▶ PROBLEM TO WORK ON
Copy each line of the material in which the word "link" appears.

-- Opening Marker --

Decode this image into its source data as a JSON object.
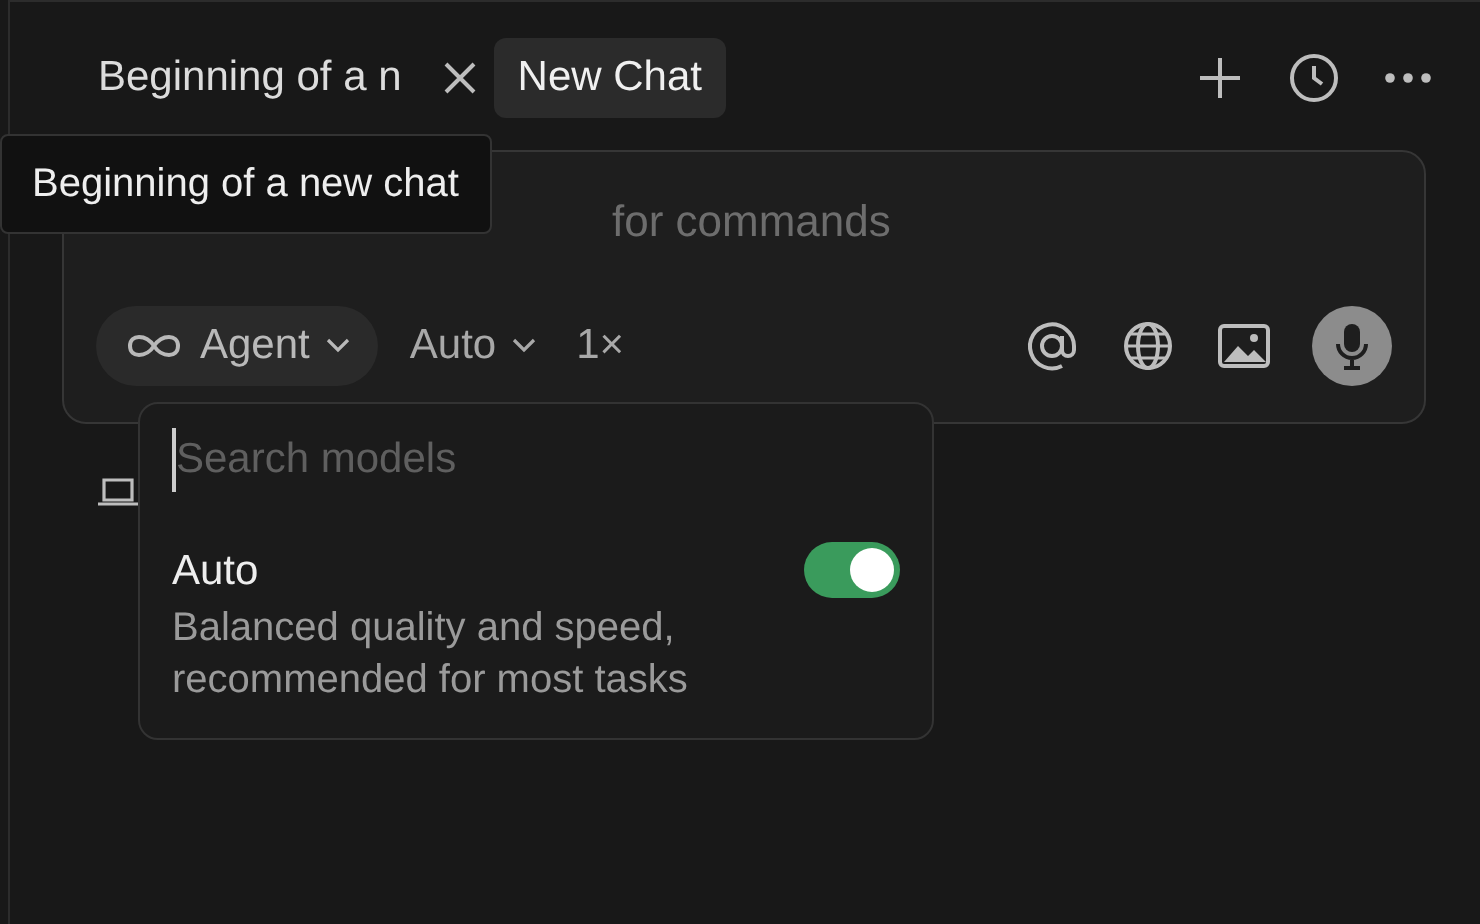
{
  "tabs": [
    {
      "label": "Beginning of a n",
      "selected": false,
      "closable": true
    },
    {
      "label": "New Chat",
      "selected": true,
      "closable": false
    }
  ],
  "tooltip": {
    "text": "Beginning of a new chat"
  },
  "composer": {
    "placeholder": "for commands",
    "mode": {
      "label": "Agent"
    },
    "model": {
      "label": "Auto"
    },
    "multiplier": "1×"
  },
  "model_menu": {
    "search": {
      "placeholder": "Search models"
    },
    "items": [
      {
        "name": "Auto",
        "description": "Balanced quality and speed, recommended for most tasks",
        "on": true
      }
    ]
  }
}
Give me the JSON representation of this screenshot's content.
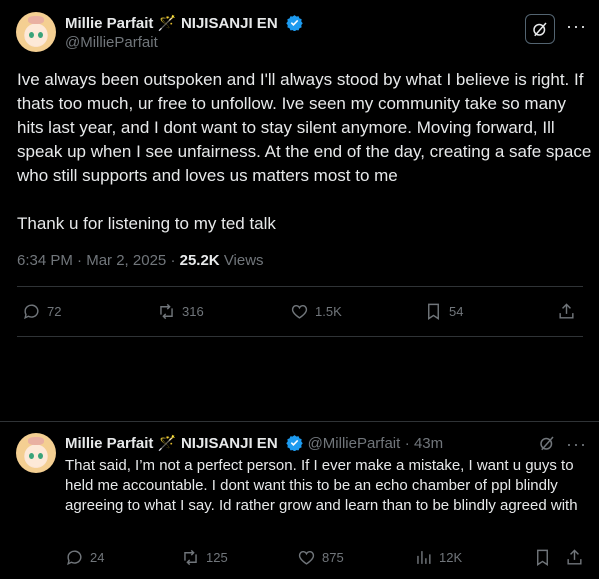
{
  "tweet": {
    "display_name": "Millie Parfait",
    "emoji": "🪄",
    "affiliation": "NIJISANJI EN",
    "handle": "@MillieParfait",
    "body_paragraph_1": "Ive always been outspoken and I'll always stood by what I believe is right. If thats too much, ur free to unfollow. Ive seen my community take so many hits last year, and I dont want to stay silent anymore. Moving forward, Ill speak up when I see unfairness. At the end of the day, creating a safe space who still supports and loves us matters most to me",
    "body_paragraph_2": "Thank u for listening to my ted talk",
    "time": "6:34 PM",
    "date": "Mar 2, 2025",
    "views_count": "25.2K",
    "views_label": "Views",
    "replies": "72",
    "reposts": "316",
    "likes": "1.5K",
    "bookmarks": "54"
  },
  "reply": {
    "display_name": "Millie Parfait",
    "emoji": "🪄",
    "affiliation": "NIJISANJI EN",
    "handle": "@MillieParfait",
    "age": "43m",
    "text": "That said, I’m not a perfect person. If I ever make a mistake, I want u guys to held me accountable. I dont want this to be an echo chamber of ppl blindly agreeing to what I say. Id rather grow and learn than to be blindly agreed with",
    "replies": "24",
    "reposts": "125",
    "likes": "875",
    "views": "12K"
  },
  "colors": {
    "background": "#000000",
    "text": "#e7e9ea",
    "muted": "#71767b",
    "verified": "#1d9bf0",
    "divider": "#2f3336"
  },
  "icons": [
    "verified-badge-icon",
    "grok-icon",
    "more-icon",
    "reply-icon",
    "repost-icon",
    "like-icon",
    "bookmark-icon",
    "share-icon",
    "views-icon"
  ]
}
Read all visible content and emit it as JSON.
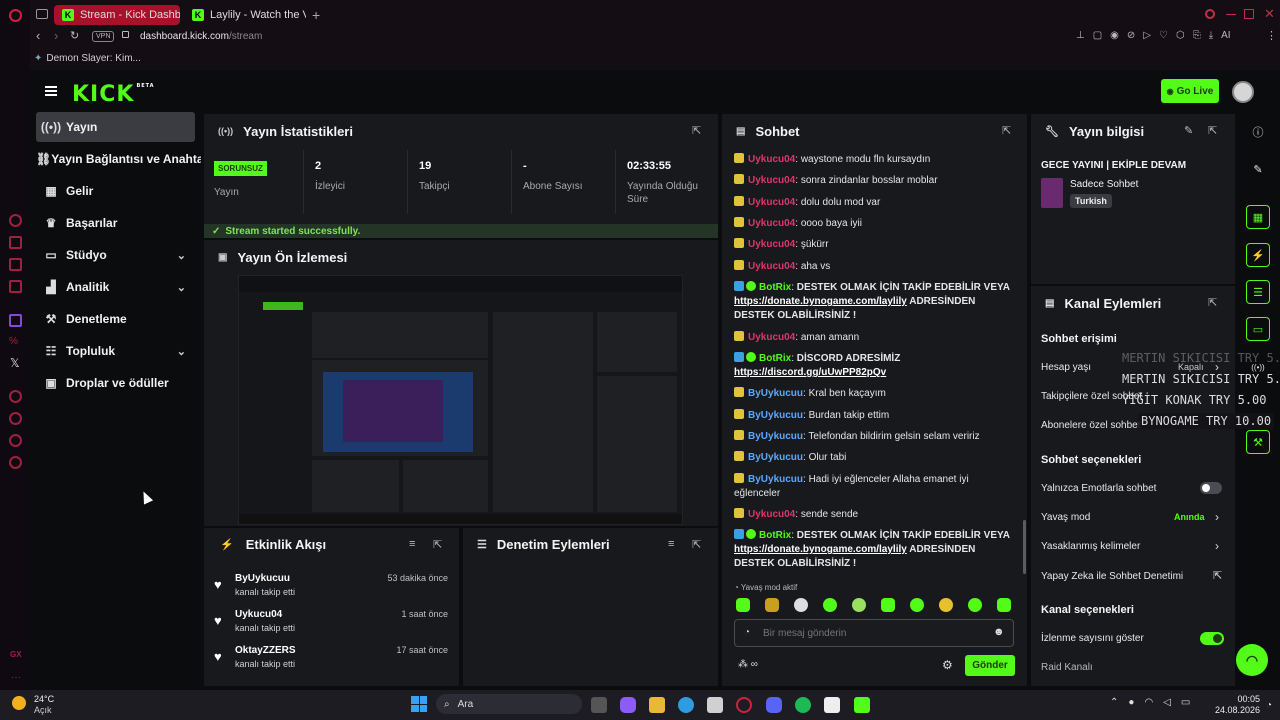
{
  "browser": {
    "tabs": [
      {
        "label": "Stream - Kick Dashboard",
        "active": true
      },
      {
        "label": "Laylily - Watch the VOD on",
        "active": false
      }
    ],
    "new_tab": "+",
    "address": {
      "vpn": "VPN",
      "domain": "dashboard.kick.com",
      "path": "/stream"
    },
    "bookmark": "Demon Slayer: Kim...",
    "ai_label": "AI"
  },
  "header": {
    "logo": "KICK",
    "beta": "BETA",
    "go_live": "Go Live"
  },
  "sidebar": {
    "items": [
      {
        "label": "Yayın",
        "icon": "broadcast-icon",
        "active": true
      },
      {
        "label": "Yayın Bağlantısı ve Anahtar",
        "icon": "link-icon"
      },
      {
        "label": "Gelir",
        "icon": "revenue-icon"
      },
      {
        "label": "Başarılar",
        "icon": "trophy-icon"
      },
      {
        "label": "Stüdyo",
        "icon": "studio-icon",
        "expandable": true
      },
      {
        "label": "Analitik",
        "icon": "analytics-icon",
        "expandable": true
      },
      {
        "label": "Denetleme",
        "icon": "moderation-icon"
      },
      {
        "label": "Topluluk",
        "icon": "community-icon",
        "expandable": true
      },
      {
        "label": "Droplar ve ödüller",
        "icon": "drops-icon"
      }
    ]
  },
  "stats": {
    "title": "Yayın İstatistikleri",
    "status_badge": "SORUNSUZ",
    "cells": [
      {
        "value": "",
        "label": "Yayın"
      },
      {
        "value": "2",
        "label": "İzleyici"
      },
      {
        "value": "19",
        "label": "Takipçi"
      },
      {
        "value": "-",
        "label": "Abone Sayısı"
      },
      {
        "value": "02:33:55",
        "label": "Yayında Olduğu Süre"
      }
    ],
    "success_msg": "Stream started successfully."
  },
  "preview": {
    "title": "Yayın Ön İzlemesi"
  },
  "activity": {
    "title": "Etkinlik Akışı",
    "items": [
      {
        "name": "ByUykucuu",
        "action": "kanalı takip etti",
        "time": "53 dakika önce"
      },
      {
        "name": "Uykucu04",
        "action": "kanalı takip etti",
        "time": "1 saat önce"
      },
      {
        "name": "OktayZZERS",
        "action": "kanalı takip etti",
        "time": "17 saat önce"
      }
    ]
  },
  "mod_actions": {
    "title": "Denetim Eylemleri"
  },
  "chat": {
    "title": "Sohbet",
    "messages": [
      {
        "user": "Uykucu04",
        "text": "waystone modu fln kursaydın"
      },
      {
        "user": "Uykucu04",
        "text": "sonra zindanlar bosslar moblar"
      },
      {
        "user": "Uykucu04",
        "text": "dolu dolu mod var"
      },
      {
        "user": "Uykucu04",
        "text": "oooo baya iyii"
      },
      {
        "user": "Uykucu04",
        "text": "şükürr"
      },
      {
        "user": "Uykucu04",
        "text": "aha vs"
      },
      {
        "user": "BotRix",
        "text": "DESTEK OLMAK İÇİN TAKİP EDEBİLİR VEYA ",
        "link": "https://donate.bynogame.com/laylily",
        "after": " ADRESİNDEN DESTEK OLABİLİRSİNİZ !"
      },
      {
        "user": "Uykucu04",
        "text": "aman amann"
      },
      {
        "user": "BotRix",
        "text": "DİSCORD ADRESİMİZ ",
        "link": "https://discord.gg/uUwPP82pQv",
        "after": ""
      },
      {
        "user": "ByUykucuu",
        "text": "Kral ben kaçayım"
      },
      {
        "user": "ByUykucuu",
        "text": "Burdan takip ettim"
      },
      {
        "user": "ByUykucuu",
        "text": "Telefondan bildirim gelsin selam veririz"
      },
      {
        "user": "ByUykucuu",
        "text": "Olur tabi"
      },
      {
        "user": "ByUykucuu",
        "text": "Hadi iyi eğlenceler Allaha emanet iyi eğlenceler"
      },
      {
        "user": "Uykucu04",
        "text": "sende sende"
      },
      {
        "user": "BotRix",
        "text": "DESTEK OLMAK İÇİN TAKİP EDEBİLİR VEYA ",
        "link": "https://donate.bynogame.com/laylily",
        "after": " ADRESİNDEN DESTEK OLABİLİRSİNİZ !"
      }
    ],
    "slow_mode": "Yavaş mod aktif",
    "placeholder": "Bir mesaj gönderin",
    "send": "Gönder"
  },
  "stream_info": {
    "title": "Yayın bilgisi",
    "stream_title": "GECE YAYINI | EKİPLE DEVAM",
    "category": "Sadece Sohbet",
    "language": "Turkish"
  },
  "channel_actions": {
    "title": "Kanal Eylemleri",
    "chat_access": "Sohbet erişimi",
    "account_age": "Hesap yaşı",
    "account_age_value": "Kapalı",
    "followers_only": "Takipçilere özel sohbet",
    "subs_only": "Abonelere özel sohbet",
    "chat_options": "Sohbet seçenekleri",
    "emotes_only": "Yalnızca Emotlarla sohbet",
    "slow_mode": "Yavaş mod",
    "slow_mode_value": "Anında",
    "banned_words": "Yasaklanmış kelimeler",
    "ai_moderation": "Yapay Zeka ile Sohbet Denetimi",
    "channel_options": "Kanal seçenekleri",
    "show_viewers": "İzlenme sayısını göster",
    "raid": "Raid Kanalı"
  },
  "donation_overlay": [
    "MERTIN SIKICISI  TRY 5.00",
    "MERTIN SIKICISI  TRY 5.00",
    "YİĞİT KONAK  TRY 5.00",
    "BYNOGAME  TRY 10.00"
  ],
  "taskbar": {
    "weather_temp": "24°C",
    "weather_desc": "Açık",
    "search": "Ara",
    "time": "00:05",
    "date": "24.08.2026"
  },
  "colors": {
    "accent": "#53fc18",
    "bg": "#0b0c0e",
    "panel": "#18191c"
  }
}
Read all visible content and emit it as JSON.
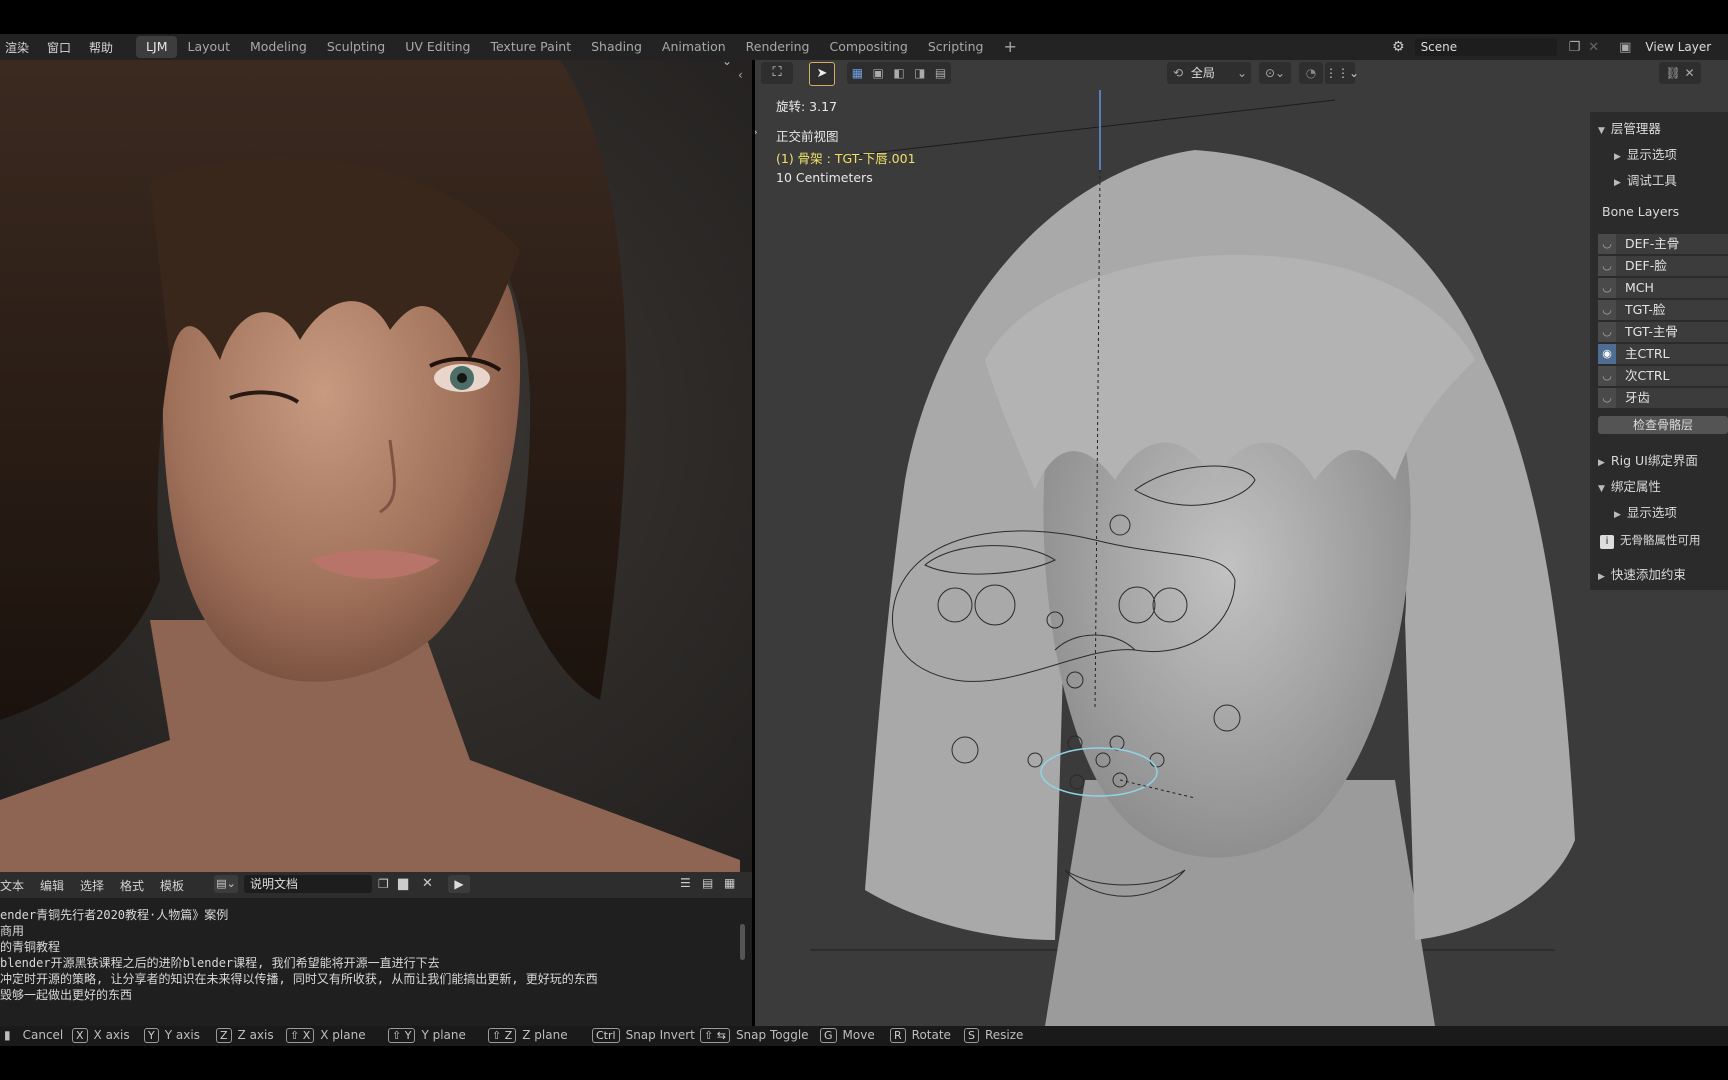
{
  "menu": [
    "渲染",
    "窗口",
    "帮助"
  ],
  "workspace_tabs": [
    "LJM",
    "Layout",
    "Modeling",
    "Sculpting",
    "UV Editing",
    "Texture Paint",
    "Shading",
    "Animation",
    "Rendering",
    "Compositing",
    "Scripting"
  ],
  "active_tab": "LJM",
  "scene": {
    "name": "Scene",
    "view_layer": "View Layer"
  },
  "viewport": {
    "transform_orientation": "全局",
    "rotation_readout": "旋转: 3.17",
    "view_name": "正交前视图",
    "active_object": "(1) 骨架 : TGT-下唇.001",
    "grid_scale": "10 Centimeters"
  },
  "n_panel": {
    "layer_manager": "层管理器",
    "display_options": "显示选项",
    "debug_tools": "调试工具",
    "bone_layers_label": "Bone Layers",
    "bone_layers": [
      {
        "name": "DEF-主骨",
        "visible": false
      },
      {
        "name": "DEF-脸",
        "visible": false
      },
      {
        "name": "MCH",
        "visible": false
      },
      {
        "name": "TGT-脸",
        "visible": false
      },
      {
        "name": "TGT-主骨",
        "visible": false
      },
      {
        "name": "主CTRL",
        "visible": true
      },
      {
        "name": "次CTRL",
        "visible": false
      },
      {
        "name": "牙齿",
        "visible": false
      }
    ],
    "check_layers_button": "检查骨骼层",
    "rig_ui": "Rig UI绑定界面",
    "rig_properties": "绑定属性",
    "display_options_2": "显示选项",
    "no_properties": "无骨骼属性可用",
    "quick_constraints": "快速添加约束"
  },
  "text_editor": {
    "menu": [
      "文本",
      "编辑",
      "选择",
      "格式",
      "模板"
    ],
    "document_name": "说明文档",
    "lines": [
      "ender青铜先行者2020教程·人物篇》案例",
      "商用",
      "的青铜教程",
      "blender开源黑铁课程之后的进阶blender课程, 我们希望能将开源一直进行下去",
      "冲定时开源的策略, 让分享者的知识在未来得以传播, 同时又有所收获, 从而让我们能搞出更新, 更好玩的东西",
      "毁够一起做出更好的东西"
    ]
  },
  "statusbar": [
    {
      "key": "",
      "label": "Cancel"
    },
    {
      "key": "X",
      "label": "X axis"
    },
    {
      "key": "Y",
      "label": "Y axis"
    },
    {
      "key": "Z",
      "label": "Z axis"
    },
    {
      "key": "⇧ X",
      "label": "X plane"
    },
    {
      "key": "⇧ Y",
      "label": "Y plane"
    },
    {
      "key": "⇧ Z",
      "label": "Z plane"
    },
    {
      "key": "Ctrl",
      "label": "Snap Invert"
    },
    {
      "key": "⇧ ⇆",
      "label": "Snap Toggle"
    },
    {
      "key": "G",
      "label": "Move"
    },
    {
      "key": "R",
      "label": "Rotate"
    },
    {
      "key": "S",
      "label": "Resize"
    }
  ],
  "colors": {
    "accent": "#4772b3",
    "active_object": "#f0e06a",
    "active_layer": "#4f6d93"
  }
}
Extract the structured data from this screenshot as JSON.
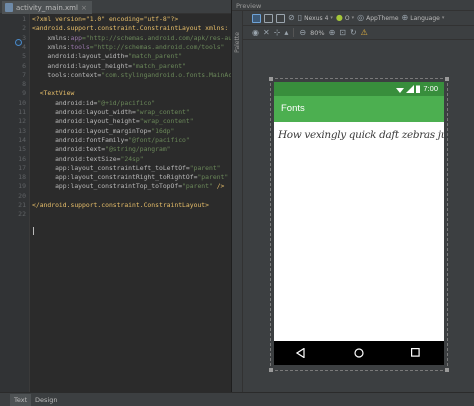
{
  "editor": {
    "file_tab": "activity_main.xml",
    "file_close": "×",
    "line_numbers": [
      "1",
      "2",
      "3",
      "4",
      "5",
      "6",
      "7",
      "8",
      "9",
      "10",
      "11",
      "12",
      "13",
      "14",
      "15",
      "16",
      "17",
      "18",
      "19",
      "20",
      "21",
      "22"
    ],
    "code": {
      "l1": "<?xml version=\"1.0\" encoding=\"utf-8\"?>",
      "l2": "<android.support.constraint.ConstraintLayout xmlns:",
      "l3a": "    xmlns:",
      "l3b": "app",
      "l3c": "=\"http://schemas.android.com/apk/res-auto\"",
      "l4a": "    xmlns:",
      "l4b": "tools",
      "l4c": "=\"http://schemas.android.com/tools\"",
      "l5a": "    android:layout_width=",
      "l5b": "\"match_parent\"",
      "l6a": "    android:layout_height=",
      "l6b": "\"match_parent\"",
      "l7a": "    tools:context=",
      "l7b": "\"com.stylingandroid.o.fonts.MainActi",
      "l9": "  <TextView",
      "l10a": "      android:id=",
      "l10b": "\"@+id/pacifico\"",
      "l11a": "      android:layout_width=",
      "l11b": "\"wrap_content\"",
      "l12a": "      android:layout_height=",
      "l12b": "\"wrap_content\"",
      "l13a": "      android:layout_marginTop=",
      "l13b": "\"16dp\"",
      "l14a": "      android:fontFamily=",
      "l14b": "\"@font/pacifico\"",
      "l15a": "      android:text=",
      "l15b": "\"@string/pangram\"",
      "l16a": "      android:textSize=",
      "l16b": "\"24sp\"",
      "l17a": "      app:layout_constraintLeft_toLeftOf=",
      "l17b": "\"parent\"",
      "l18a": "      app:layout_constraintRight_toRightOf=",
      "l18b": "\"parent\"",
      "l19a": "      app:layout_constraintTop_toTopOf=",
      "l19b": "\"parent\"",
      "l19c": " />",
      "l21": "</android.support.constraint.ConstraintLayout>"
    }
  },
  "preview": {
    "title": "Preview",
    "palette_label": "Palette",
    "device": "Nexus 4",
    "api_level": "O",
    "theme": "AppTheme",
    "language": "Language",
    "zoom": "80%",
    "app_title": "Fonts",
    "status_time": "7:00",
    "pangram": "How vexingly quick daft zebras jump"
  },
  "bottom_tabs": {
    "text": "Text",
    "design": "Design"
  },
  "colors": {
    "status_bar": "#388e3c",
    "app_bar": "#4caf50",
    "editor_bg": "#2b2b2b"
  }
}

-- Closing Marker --

▶ RESPONSE AREA
        "icon": "link-icon"
        "link": "https://donate.bynogame.com/laylily",
        "link": "https://discord.gg/uUwPP82pQv",
        "link": "https://donate.bynogame.com/laylily",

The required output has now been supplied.